Ken Rzab, chef/owner of Rhythm Cafe in West Palm Beach, said, “There is a middle ground. I will accommodate any special request that is possible, with the exception of putting garlic in mashed potatoes. If you want that, I’ll give you the garlic and you can put it in yourself.” His restaurant posts a partly tongue-in-cheek list of “rules” for diners. (Read it here.)
“One problem we have had in the past is when we have a dish with eight ingredients and the customer asks that we leave out five, and then complains that the dish is bland and boring. Sorry – you dissected the dish,” he said. “The requests for substitutions over the years has led us to a menu that has built-in substitutions. The dish is offered a certain way – if you don’t like that, we have specific substitutions available.”
“When orders make it to the kitchen for preparation and the guest add all their special requests, I cannot be certain the food experience is going to be as well as originally planned,” said Chef/owner Anthony dePalma, of Dolce dePalma in West Palm Beach. He likes to know just why a diner will substitute a food. It’s do-able in most cases, he said, but it doesn’t make it right. “And yes, we are starting with fresh ingredients and cook a la carte, but there are reasons why certain items don’t work together.”
Morfogen said, “In the past when I have gone out of my way to customize a dish, I have come to realize that the guest often times does not like what we made because it doesn’t make any sense. It ends up as a lose-lose situation for me because the guest ends up judging us on a dish I would not ever serve.
“For example; I buy marlin (kajiki) from Hawaii on occasion, and it has to be served raw or seared rare or medium-rare, and it is delicious. Cooked past medium-rare, the fish is tastes like cardboard. My staff knows that if the guest insists on it being ‘cooked thru’ that I refuse to take it off the check when they don’t like it.”
Plan ahead – and ask nicely
The last-minute, unrealistic rush-hour requests are usually denied everywhere, but chefs are always willing to work with diners, they say, who give them advance notice.
“We try to encourage people to let us know about dietary restrictions ahead of time and to make special requests for future visits so that we are prepared for them,” Bell said. “We have customers who eat here several times a week – who can blame them when they need to lay low on the butter, et al? We have a guest that comes in on Mondays to discuss his menu for the coming Saturday – for seven years now – I don’t even think he has seen our menu. We treat it as a challenge, whether he wants crispy veal head ‘like he had at Daniel,’ or shad roe, or an old-school cheese soufflé for his mother!”
Rzab said, “I have a customer who, on his first visit, brought two pages of dietary restrictions and suggested dishes. He asked (if) for future visits if I could make him a special meal according to the restrictions. He gives me at least three days’ notice and we create a new dish for him each time he comes in. No problem.”
It’s a business
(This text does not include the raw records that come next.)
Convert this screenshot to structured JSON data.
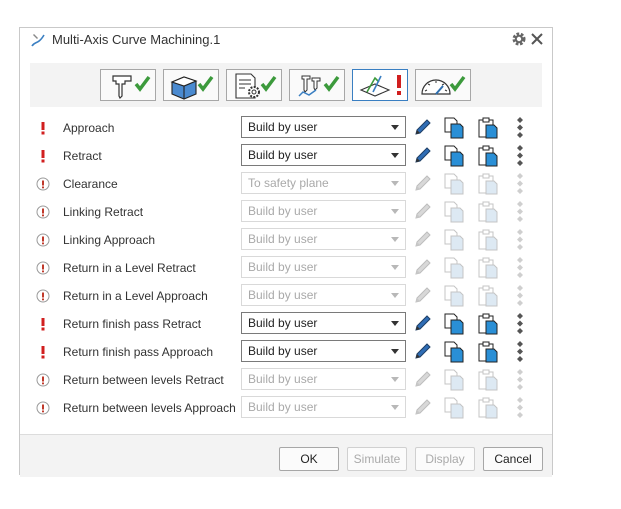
{
  "dialog": {
    "title": "Multi-Axis Curve Machining.1"
  },
  "tabs": [
    {
      "name": "tool-tab",
      "status": "ok"
    },
    {
      "name": "geometry-tab",
      "status": "ok"
    },
    {
      "name": "parameters-tab",
      "status": "ok"
    },
    {
      "name": "strategy-tab",
      "status": "ok"
    },
    {
      "name": "macros-tab",
      "status": "error"
    },
    {
      "name": "feeds-speeds-tab",
      "status": "ok"
    }
  ],
  "rows": [
    {
      "label": "Approach",
      "value": "Build by user",
      "enabled": true,
      "status": "required"
    },
    {
      "label": "Retract",
      "value": "Build by user",
      "enabled": true,
      "status": "required"
    },
    {
      "label": "Clearance",
      "value": "To safety plane",
      "enabled": false,
      "status": "inactive"
    },
    {
      "label": "Linking Retract",
      "value": "Build by user",
      "enabled": false,
      "status": "inactive"
    },
    {
      "label": "Linking Approach",
      "value": "Build by user",
      "enabled": false,
      "status": "inactive"
    },
    {
      "label": "Return in a Level Retract",
      "value": "Build by user",
      "enabled": false,
      "status": "inactive"
    },
    {
      "label": "Return in a Level Approach",
      "value": "Build by user",
      "enabled": false,
      "status": "inactive"
    },
    {
      "label": "Return finish pass Retract",
      "value": "Build by user",
      "enabled": true,
      "status": "required"
    },
    {
      "label": "Return finish pass Approach",
      "value": "Build by user",
      "enabled": true,
      "status": "required"
    },
    {
      "label": "Return between levels Retract",
      "value": "Build by user",
      "enabled": false,
      "status": "inactive"
    },
    {
      "label": "Return between levels Approach",
      "value": "Build by user",
      "enabled": false,
      "status": "inactive"
    }
  ],
  "buttons": {
    "ok": "OK",
    "simulate": "Simulate",
    "display": "Display",
    "cancel": "Cancel"
  },
  "colors": {
    "check": "#3c9a3c",
    "error": "#d11f1f",
    "accent": "#3a7fc2",
    "inactive_mark": "#c0392b"
  }
}
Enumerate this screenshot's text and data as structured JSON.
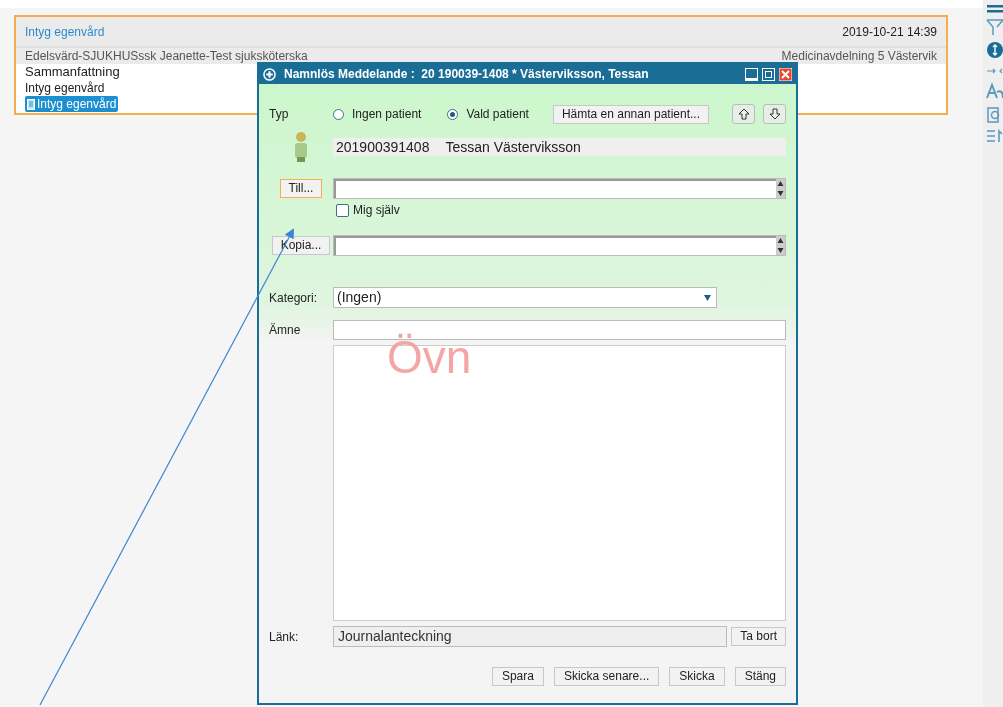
{
  "record": {
    "title": "Intyg egenvård",
    "timestamp": "2019-10-21 14:39",
    "author": "Edelsvärd-SJUKHUSssk Jeanette-Test sjuksköterska",
    "department": "Medicinavdelning 5 Västervik",
    "items": [
      {
        "label": "Sammanfattning",
        "kind": "heading",
        "selected": false
      },
      {
        "label": "Intyg egenvård",
        "kind": "text",
        "selected": false
      },
      {
        "label": "Intyg egenvård",
        "kind": "document",
        "selected": true
      }
    ]
  },
  "dialog": {
    "title": "Namnlös Meddelande :  20 190039-1408 * Västerviksson, Tessan",
    "type_label": "Typ",
    "type_options": [
      {
        "label": "Ingen patient",
        "selected": false
      },
      {
        "label": "Vald patient",
        "selected": true
      }
    ],
    "fetch_button": "Hämta en annan patient...",
    "patient_id": "201900391408",
    "patient_name": "Tessan Västerviksson",
    "to_button": {
      "label": "Till...",
      "focused": true
    },
    "myself": {
      "label": "Mig själv",
      "checked": false
    },
    "copy_button": {
      "label": "Kopia...",
      "focused": false
    },
    "category_label": "Kategori:",
    "category_value": "(Ingen)",
    "subject_label": "Ämne",
    "watermark": "Övn",
    "link_label": "Länk:",
    "link_value": "Journalanteckning",
    "remove_button": "Ta bort",
    "buttons": [
      "Spara",
      "Skicka senare...",
      "Skicka",
      "Stäng"
    ]
  }
}
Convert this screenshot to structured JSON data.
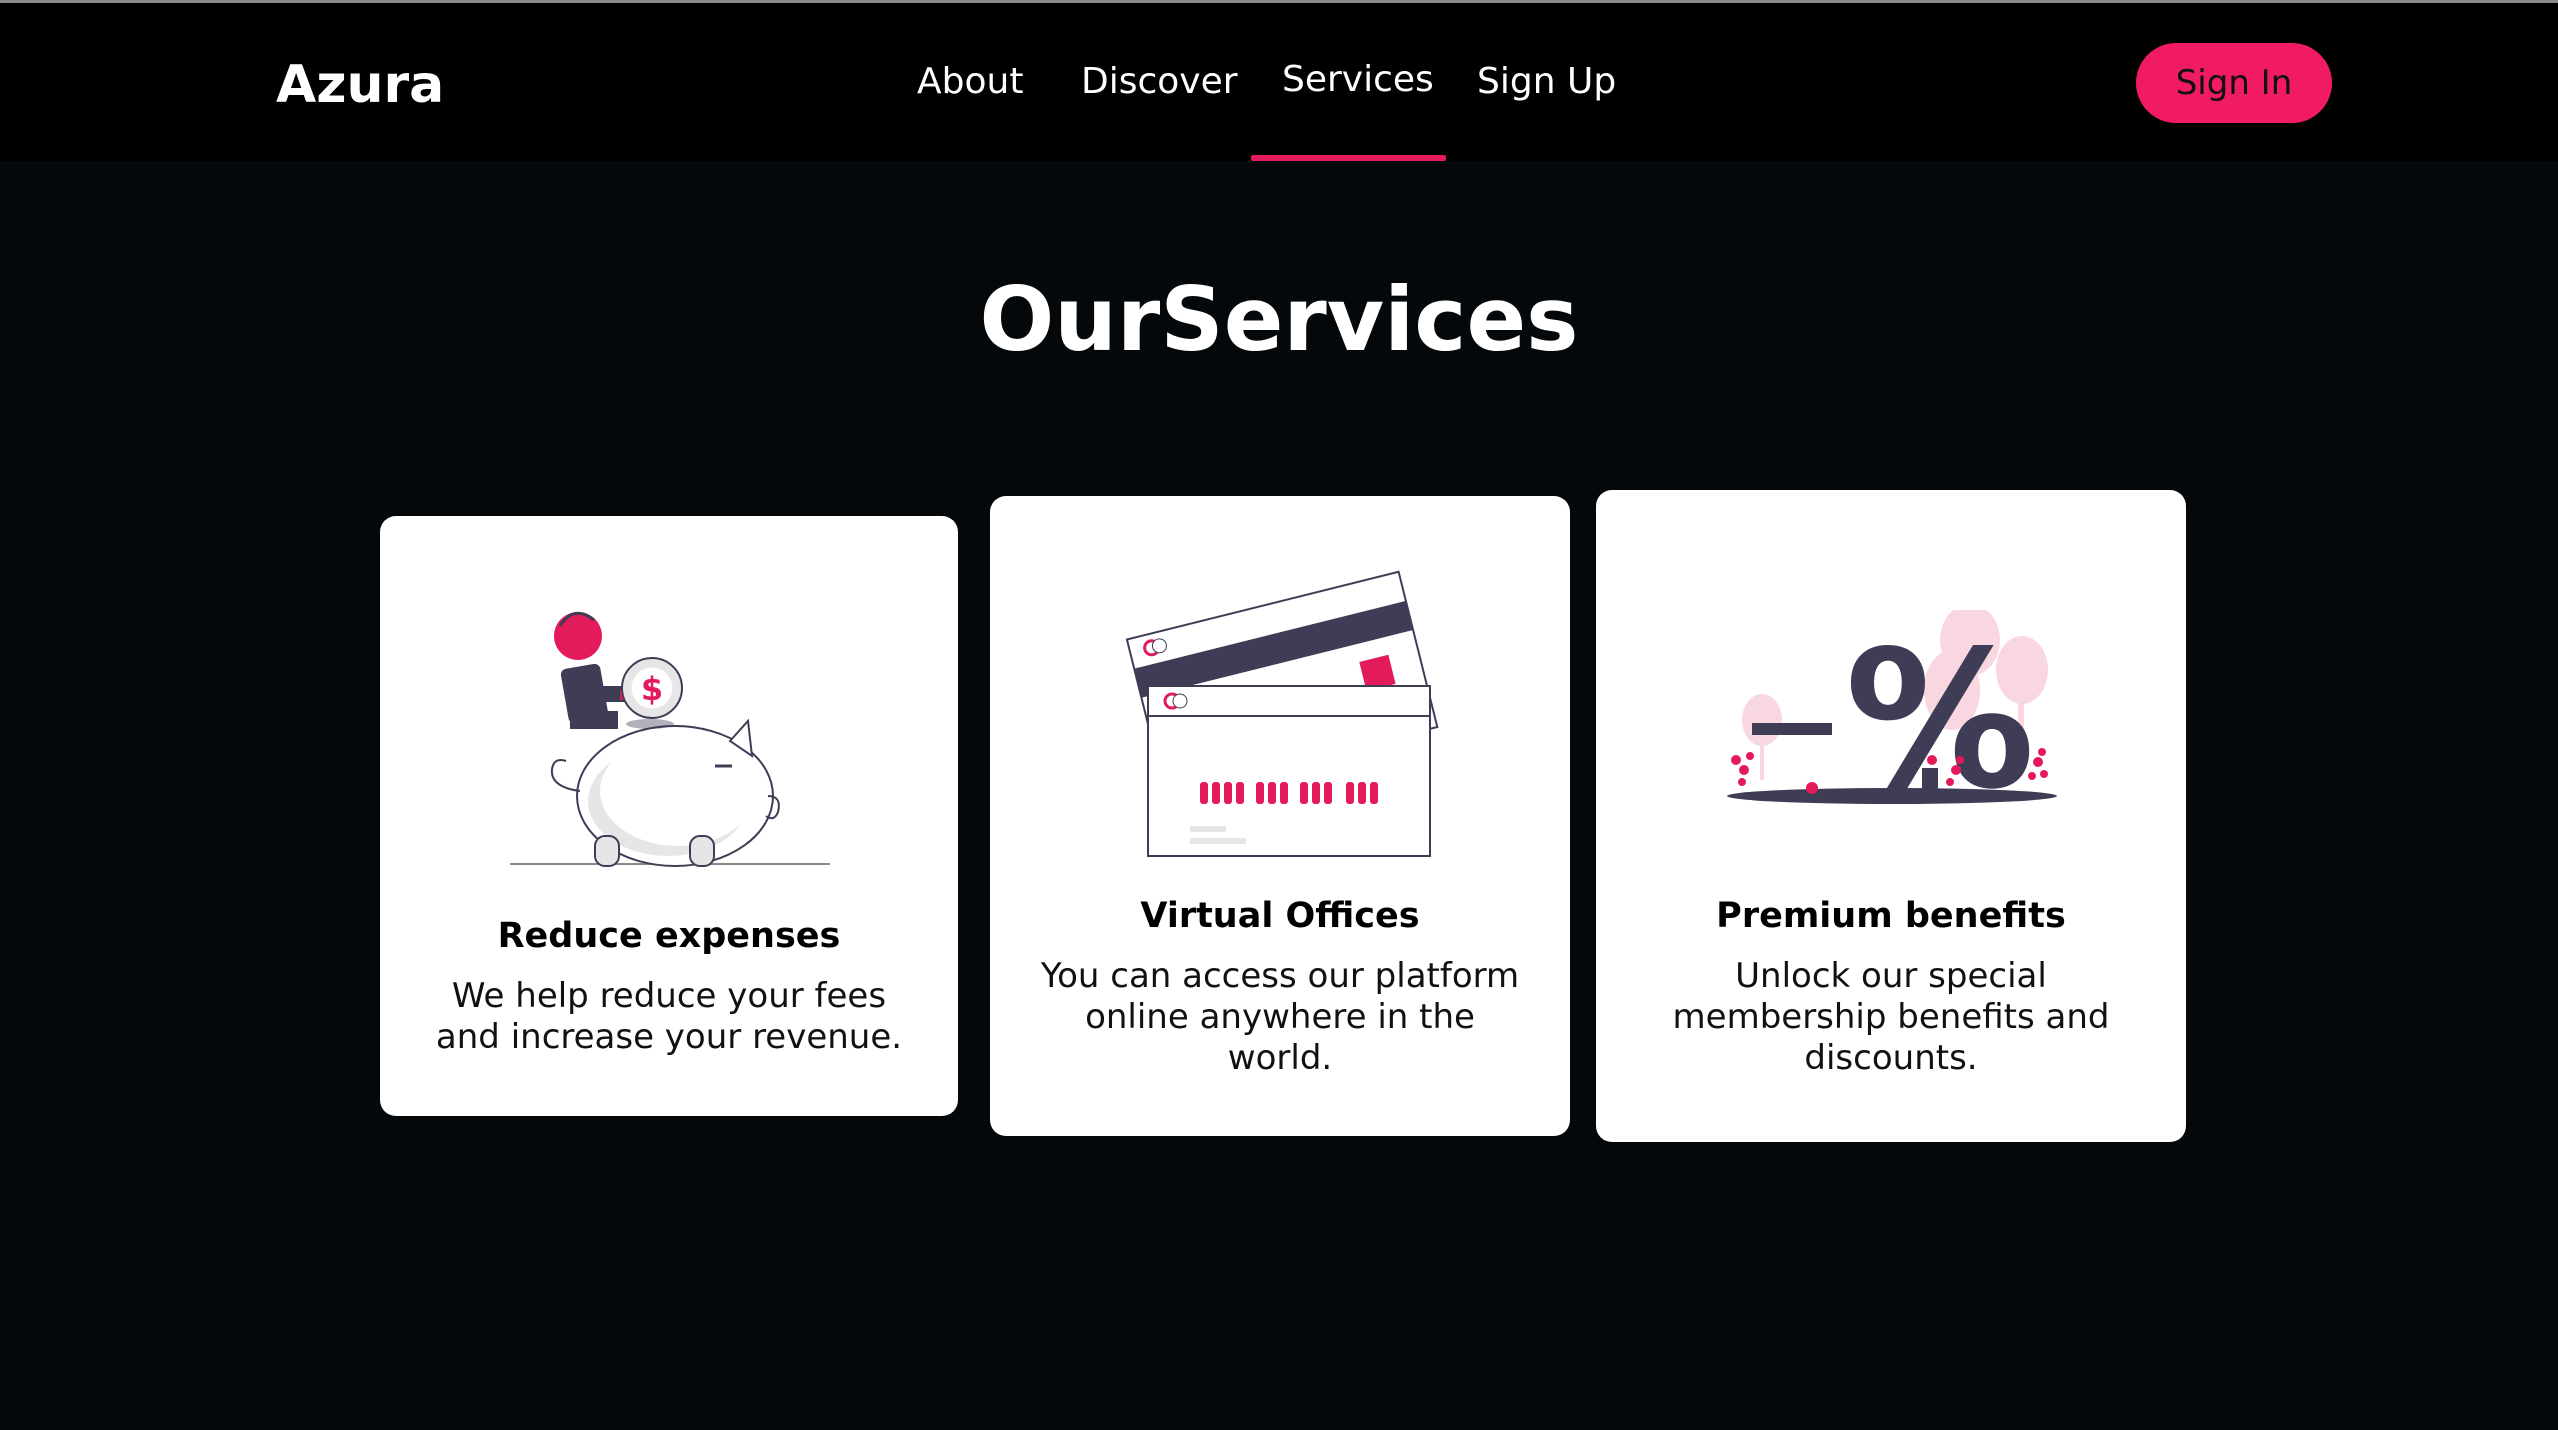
{
  "brand": {
    "name": "Azura",
    "accent": "#f01b62"
  },
  "nav": {
    "links": [
      "About",
      "Discover",
      "Services",
      "Sign Up"
    ],
    "active": "Services",
    "signin_label": "Sign In"
  },
  "services": {
    "title": "OurServices",
    "cards": [
      {
        "title": "Reduce expenses",
        "text": "We help reduce your fees and increase your revenue.",
        "illustration": "piggy-bank-illustration"
      },
      {
        "title": "Virtual Offices",
        "text": "You can access our platform online anywhere in the world.",
        "illustration": "credit-cards-illustration"
      },
      {
        "title": "Premium benefits",
        "text": "Unlock our special membership benefits and discounts.",
        "illustration": "percent-discount-illustration"
      }
    ]
  }
}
The chefs and restaurateurs admit not all guests can be satisfied, but most are reasonable. “Sometimes they’ve only had bad food memories with certain foods,” dePalma said. Brussels sprouts out of a can, or soggy, mushy mushrooms turn many off those, for instance – they are the two most substituted ingredients on his menu.
“From time to time, I have approached guests or just sent a side of the food they didn’t want to the table and asked them to just try it. If they don’t like it, I will buy them dinner.” He’s relatively sure the proper preparation will change their minds, he said. “Once I challenge a guest to try something, 99 percent are so grateful. They actually care about what we do.”
DePalma notes that in “foodie cities” chefs are more apt to have egos about their food and their experience.
“Maybe this works in New York,” said Ernie DeBlasi, of Caffe Luna Rosa. “We had our busiest week in Luna Rosa history last week because we painstakingly go the extra mile for our guests. Let the other chefs be snobby – we’ll keep breaking records.”
Bottom line, Rapoport said, is, “Every restaurateur and chef should ask themselves – ‘Are we here to please our guests, or are they here to please us?‘”